“The danger these days is the professional shop you think you’re buying from is actually run out of a basement….by a guy that doesn’t know a screwdriver from an audio driver let alone how to properly outfit your Ferrari.” said Keenan of WB.
“We’ve been in business for more than a decade now and our customer base is solid. We must be doing something right.” he added.
As much as VFE and HRE love the science behind our product, WB’s real world experience is invaluable. We learn a lot from them.
The only caveat for the R8 was black wheels. Nothing about size, style or even shape. Just black. WB suggested HRE’s 303M Forged Monoblok for a good compromise between weight and strength.
VF-Engineering is surrounded by some of the nation’s finest automotive talent. It’s an advantage we use everyday, in our products and support services. Our next-door neighbor is RoloTech, an outfit specializing in vehicle wrap treatments. And while SoCal is saturated with companies that do the same thing, RoloTech is decidedly different.
Our previous experience with wraps was mediocre at best. Many cars were of “10-foot” quality (any closer and it looks like adderol-addled 3rd graders went wild with stickers). We’d remove the wrap after whatever and promise ourselves…never again.
David Ramirez of RoloTech changed our minds. The quality of his work is simply mind-blowing. People have flat out called us liars when we show them a RoloTech wrapped car. Invariably, they start clawing the body while looking for seams (don’t do that to anyone’s car regardless of the finish…it’s rude and looks stupid).
“The materials we now use will last three years” said David.
“The pigments and UV coatings are designed to last for three to seven years of open exposure…in both hot and cold conditions. Based in SoCal, I know the material does well in the heat. I’ve had my wrapped 335i parked outside the shop everyday with temps from 80-100 degrees and it’s doing well.”
Vinyl wraps have been used in the automotive sector for more than 15 years, largely by the film industry that needed a quick method to change a vehicle’s color multiple times during photoshoots. The stuff needed to last a few days to a few months. And that was the limit of its durability.
“We use 3M 1080 Series Vinyl almost exclusively” said David.
“It has excellent adhesive qualities and the properties we need to work the material over complex surfaces. Plus, it comes in several finishes and many different colors.”
Before a car receives the RoloTech treatment its surface is deep-cleaned, typically with clay bar and alcohol.
“Like a standard paint job, success depends on the prep work” said David.
“You don’t want to place any sort of covering over a surface that’s less than perfect.

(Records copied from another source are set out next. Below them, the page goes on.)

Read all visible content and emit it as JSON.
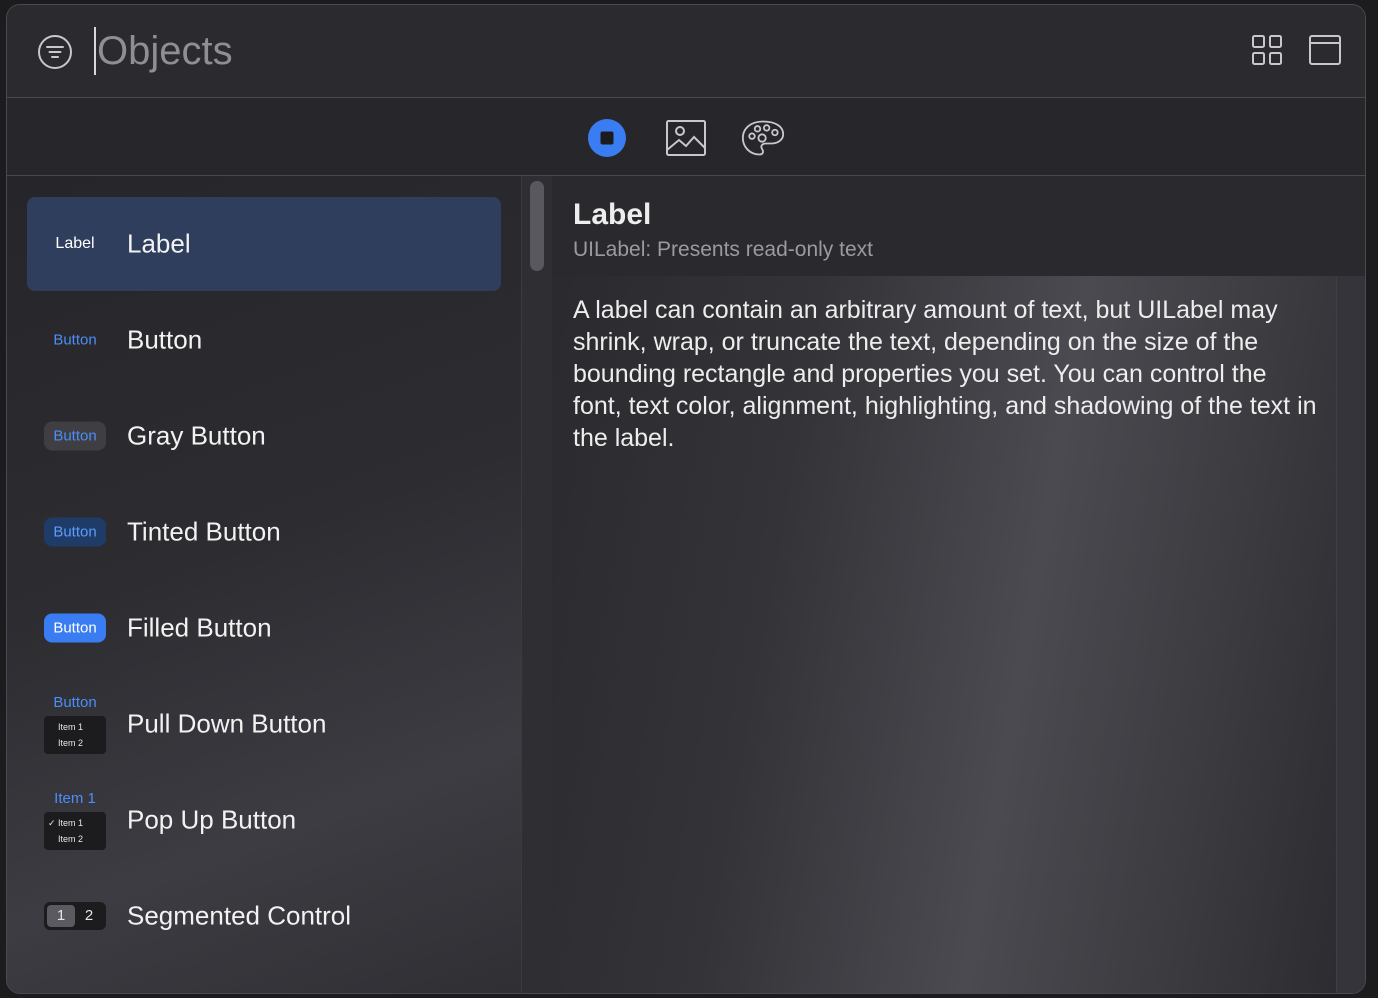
{
  "search": {
    "placeholder": "Objects",
    "value": ""
  },
  "tabs": [
    {
      "name": "objects",
      "icon": "objects-icon",
      "active": true
    },
    {
      "name": "media",
      "icon": "image-icon",
      "active": false
    },
    {
      "name": "colors",
      "icon": "palette-icon",
      "active": false
    }
  ],
  "list": {
    "items": [
      {
        "title": "Label",
        "thumb": "Label"
      },
      {
        "title": "Button",
        "thumb": "Button"
      },
      {
        "title": "Gray Button",
        "thumb": "Button"
      },
      {
        "title": "Tinted Button",
        "thumb": "Button"
      },
      {
        "title": "Filled Button",
        "thumb": "Button"
      },
      {
        "title": "Pull Down Button",
        "thumb": "Button",
        "menu": [
          "Item 1",
          "Item 2"
        ]
      },
      {
        "title": "Pop Up Button",
        "thumb": "Item 1",
        "menu": [
          "Item 1",
          "Item 2"
        ]
      },
      {
        "title": "Segmented Control",
        "segments": [
          "1",
          "2"
        ]
      }
    ]
  },
  "detail": {
    "title": "Label",
    "subtitle": "UILabel: Presents read-only text",
    "body": "A label can contain an arbitrary amount of text, but UILabel may shrink, wrap, or truncate the text, depending on the size of the bounding rectangle and properties you set. You can control the font, text color, alignment, highlighting, and shadowing of the text in the label."
  },
  "colors": {
    "accent": "#3a7df2",
    "selected_row": "#303e5e",
    "link_blue": "#4b8ef7"
  }
}
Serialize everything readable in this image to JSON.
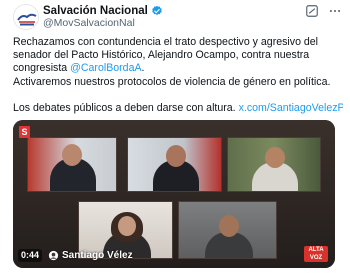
{
  "author": {
    "display_name": "Salvación Nacional",
    "handle": "@MovSalvacionNal"
  },
  "tweet": {
    "line1": "Rechazamos con contundencia el trato despectivo y agresivo del",
    "line2": "senador del Pacto Histórico, Alejandro Ocampo, contra nuestra",
    "line3_prefix": "congresista ",
    "mention": "@CarolBordaA",
    "line3_suffix": ".",
    "line4": "Activaremos nuestros protocolos de violencia de género en política.",
    "line5_prefix": "Los debates públicos a deben darse con altura. ",
    "link": "x.com/SantiagoVelezP…"
  },
  "media": {
    "video_time": "0:44",
    "caption": "Santiago Vélez",
    "channel_logo": "S",
    "corner_logo_text": "ALTA VOZ"
  },
  "colors": {
    "link": "#1d9bf0",
    "verified": "#1d9bf0",
    "text": "#0f1419",
    "secondary": "#536471"
  },
  "icons": {
    "verified": "verified-badge-icon",
    "grok": "grok-icon",
    "more": "more-options-icon",
    "caption_badge": "face-icon"
  }
}
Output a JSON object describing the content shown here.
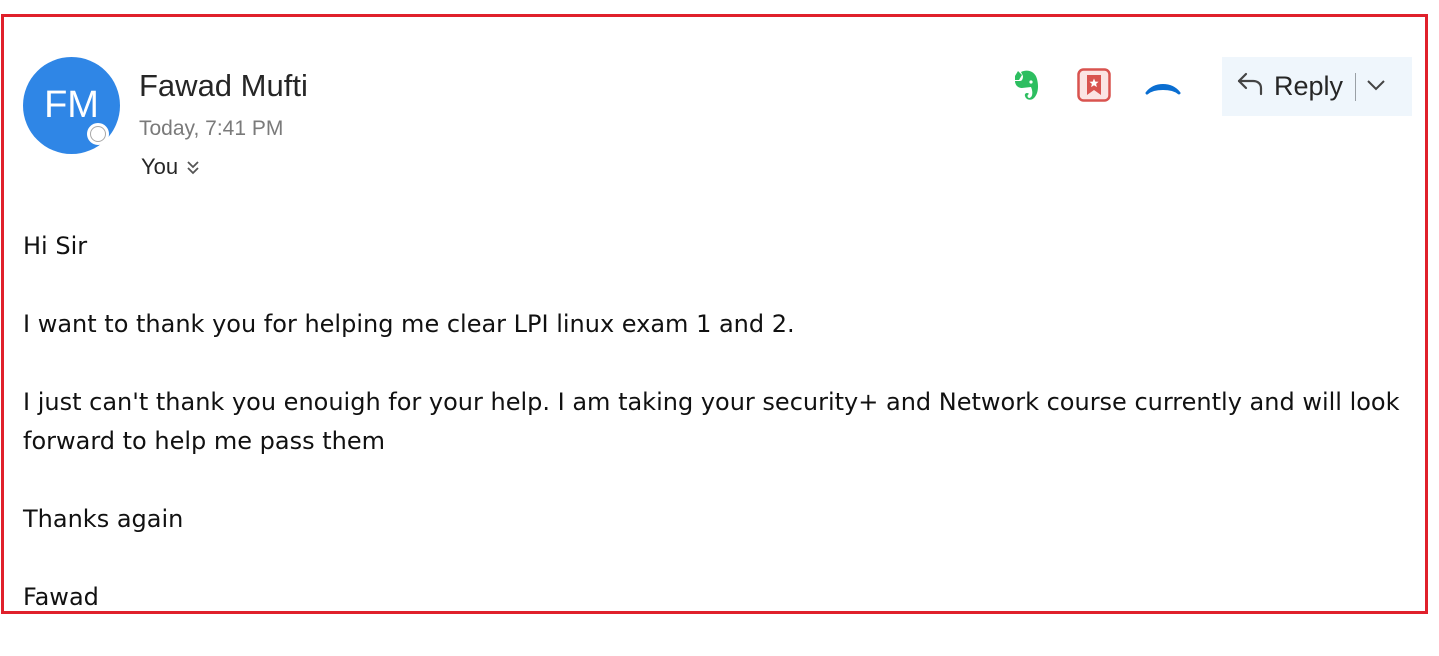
{
  "message": {
    "sender": {
      "initials": "FM",
      "name": "Fawad Mufti",
      "time": "Today, 7:41 PM"
    },
    "recipient": {
      "label": "You"
    },
    "toolbar": {
      "icons": [
        "evernote-icon",
        "bookmark-star-icon",
        "collapse-chevron-icon"
      ],
      "reply_label": "Reply"
    },
    "body": {
      "greeting": "Hi Sir",
      "para1": "I want to thank you for helping me clear LPI linux exam 1 and 2.",
      "para2": "I just can't thank you enouigh for your help. I am taking your security+ and Network course currently and will look forward to help me pass them",
      "closing": "Thanks again",
      "signature": "Fawad"
    },
    "colors": {
      "frame": "#e0202b",
      "avatar": "#2f86e6",
      "evernote": "#2dbe60",
      "bookmark": "#d9534f",
      "accent": "#0a6ed1",
      "reply_bg": "#eff6fc"
    }
  }
}
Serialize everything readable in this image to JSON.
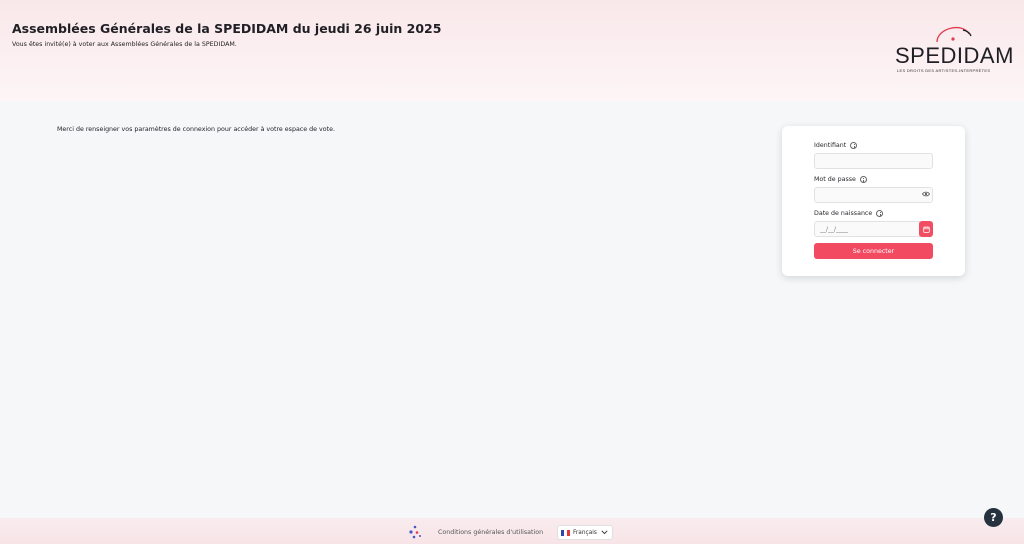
{
  "header": {
    "title": "Assemblées Générales de la SPEDIDAM du jeudi 26 juin 2025",
    "subtitle": "Vous êtes invité(e) à voter aux Assemblées Générales de la SPEDIDAM."
  },
  "logo": {
    "wordmark": "SPEDIDAM",
    "tagline": "LES DROITS DES ARTISTES-INTERPRÈTES",
    "accent_color": "#e23a4e"
  },
  "intro_text": "Merci de renseigner vos paramètres de connexion pour accéder à votre espace de vote.",
  "login": {
    "identifier_label": "Identifiant",
    "identifier_value": "",
    "password_label": "Mot de passe",
    "password_value": "",
    "birthdate_label": "Date de naissance",
    "birthdate_placeholder": "__/__/____",
    "submit_label": "Se connecter",
    "icons": {
      "info": "info-icon",
      "password_toggle": "eye-icon",
      "calendar": "calendar-icon"
    }
  },
  "footer": {
    "cgu_label": "Conditions générales d'utilisation",
    "language_selected": "Français",
    "help_label": "?"
  },
  "colors": {
    "primary": "#f24a61",
    "text": "#1f1f24",
    "help_button": "#26323e",
    "background": "#f6f7f9"
  }
}
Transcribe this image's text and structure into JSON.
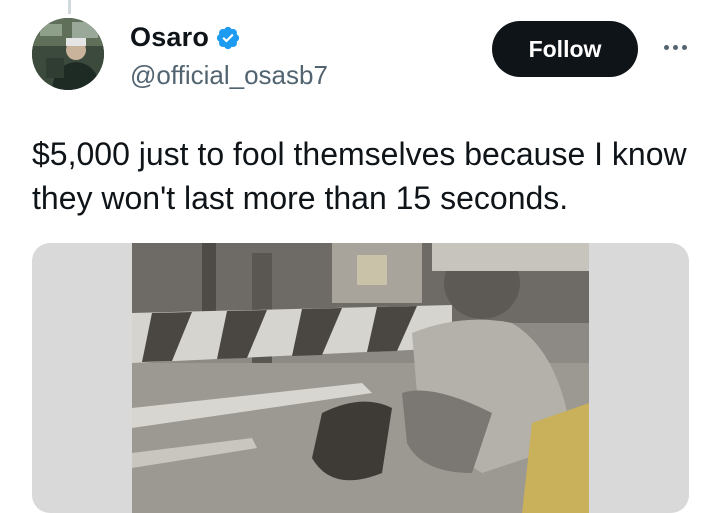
{
  "author": {
    "display_name": "Osaro",
    "handle": "@official_osasb7",
    "verified": true
  },
  "actions": {
    "follow_label": "Follow",
    "more_icon": "more-horizontal-icon"
  },
  "tweet": {
    "text": "$5,000 just to fool themselves because I know they won't last more than 15 seconds."
  },
  "colors": {
    "verified_blue": "#1d9bf0",
    "follow_bg": "#0f1419",
    "handle_gray": "#536471",
    "media_bg": "#d9d9d9"
  }
}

It’s not such an issue on a new car. It’s the cars that have been on the road for a while, the cars that have seen multiple wash-and-wax cycles. These need to be stripped down to pure clear coat or paint.”
“Obviously, the adhesive has a lot of grip. While it’s not an issue during the initial application, removing the material can take a sub-standard paint job with it.”
RoloTech removes trim parts, headlamps, mirrors, etc for plenty of material overlap. They use variety of custom application tools ranging from modified heat guns to tampers with tips the size of a grain of rice. Like a 20K paint job, the magic is in the application and David knows all the secrets.
There is a never-ending succession of high performance cars lined up for RoloTech’s treatment, everything from Mercedes G-Wagens to brand new Ferrari F12s. It’s also not uncommon for David to see the same car several times a year.
“People like to change things up….wear different suits I guess.” said David.
“Going from standard gloss to a metallic brushed or flat finish is pretty dramatic. And if the customer gets tired of the outfit, we have a closet full new outfits.”
This R8 came to us clad in the factory Mythos Black Metallic. Two weeks later it was flat black. Currently it’s wrapped in 3M’s S10 Satin White and by the end of next week it will be fitted with the VF750 Supercharger System.